Thelma D. Perry, 94, who retired in the late 1980s as associate executive editor of the Negro History Bulletin in Washington, died of cancer Nov. 25 at the Mariner Health facility in Silver Spring.

In 1970, Mrs. Perry, a former history professor, joined the editorial staff of the Negro History Bulletin, a monthly publication published by the Association for the Study of Afro-American Life and History.

Earlier, she had taught at Texas Southern University, Langston University and Johnson C. Smith University.

A former resident of Washington, she was born in Wagoner, Okla., and graduated from Howard University, where she also received a master's degree in history and a law degree. In the 1930s, she practiced law in Washington, then returned to academia to study for a doctorate at American University and later at the University of Chicago. She also was a research fellow at Fisk University.

She was the author of a book published by the National Education Association on the history of the American Teachers Association, which was the black counterpart of the NEA. She also wrote articles and book reviews.

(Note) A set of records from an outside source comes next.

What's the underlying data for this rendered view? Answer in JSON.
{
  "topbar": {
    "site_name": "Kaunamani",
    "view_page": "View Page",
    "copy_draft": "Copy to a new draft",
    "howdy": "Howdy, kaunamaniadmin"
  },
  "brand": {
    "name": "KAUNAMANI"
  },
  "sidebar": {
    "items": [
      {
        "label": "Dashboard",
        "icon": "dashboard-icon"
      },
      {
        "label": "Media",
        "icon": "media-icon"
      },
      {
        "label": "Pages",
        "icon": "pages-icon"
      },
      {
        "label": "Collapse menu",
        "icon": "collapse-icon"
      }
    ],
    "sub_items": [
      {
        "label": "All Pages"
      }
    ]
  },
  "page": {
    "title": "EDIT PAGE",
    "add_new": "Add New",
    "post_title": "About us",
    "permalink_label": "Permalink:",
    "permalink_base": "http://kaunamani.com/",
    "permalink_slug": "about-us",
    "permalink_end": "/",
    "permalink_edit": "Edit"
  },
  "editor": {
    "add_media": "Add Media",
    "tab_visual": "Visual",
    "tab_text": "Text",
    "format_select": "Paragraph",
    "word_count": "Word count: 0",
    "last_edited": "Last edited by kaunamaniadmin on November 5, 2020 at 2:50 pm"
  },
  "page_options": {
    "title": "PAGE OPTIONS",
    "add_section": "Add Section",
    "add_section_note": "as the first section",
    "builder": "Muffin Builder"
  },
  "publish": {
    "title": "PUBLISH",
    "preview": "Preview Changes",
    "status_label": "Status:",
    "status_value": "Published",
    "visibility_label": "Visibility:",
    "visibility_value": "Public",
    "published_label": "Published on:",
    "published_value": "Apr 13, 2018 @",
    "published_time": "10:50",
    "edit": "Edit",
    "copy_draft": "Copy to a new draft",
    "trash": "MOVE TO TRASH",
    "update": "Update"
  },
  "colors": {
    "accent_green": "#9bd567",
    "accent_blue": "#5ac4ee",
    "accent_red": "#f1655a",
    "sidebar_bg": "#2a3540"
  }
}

Her avocations included card playing.

Her marriage to Dr. Smallwood Ackiss ended in divorce, and her second husband, Dr. Rufus P. Perry, died in 1984.

Survivors include two children from her first marriage, Jeanne Ackiss Davis of College Park and Dr. Smallwood Ackiss Jr. of Silver Spring; a daughter from her second marriage, Dorothy Patricia Simmons of Philadelphia; a stepdaughter, Margaret Perry of Michigan; five grandchildren; and four great-grandchildren.